◆ **Task instructions**:
The records below are to be written out again, exactly as they appear.

◆ **Web page and app entries**:

________

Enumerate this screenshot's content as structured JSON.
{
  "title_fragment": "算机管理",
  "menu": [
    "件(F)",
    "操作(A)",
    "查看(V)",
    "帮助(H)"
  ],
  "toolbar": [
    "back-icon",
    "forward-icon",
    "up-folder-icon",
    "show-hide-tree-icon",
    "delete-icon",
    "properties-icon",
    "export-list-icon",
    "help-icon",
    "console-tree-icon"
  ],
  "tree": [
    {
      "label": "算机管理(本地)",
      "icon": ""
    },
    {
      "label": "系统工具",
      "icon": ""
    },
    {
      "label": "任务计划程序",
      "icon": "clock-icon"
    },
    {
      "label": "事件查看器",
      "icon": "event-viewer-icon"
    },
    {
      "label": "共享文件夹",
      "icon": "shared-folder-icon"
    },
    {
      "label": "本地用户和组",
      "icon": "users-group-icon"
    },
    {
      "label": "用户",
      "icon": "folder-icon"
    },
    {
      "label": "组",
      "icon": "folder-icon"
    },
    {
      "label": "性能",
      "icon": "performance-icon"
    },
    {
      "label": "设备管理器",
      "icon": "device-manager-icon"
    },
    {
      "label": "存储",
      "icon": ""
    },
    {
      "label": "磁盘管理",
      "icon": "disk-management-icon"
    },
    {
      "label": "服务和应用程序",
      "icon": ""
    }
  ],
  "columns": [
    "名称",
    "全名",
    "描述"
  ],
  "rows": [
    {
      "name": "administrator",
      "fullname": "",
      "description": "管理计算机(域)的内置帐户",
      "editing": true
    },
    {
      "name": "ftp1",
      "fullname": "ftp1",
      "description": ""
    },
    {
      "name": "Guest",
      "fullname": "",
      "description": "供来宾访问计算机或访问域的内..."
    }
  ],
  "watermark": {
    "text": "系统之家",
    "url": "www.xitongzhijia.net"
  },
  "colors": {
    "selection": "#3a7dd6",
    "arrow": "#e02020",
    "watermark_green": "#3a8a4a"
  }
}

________

◆ **Task output**:
Enumerate this screenshot's content as structured JSON.
{
  "title_fragment": "算机管理",
  "menu": [
    "件(F)",
    "操作(A)",
    "查看(V)",
    "帮助(H)"
  ],
  "toolbar": [
    "back-icon",
    "forward-icon",
    "up-folder-icon",
    "show-hide-tree-icon",
    "delete-icon",
    "properties-icon",
    "export-list-icon",
    "help-icon",
    "console-tree-icon"
  ],
  "tree": [
    {
      "label": "算机管理(本地)",
      "icon": ""
    },
    {
      "label": "系统工具",
      "icon": ""
    },
    {
      "label": "任务计划程序",
      "icon": "clock-icon"
    },
    {
      "label": "事件查看器",
      "icon": "event-viewer-icon"
    },
    {
      "label": "共享文件夹",
      "icon": "shared-folder-icon"
    },
    {
      "label": "本地用户和组",
      "icon": "users-group-icon"
    },
    {
      "label": "用户",
      "icon": "folder-icon"
    },
    {
      "label": "组",
      "icon": "folder-icon"
    },
    {
      "label": "性能",
      "icon": "performance-icon"
    },
    {
      "label": "设备管理器",
      "icon": "device-manager-icon"
    },
    {
      "label": "存储",
      "icon": ""
    },
    {
      "label": "磁盘管理",
      "icon": "disk-management-icon"
    },
    {
      "label": "服务和应用程序",
      "icon": ""
    }
  ],
  "columns": [
    "名称",
    "全名",
    "描述"
  ],
  "rows": [
    {
      "name": "administrator",
      "fullname": "",
      "description": "管理计算机(域)的内置帐户",
      "editing": true
    },
    {
      "name": "ftp1",
      "fullname": "ftp1",
      "description": ""
    },
    {
      "name": "Guest",
      "fullname": "",
      "description": "供来宾访问计算机或访问域的内..."
    }
  ],
  "watermark": {
    "text": "系统之家",
    "url": "www.xitongzhijia.net"
  },
  "colors": {
    "selection": "#3a7dd6",
    "arrow": "#e02020",
    "watermark_green": "#3a8a4a"
  }
}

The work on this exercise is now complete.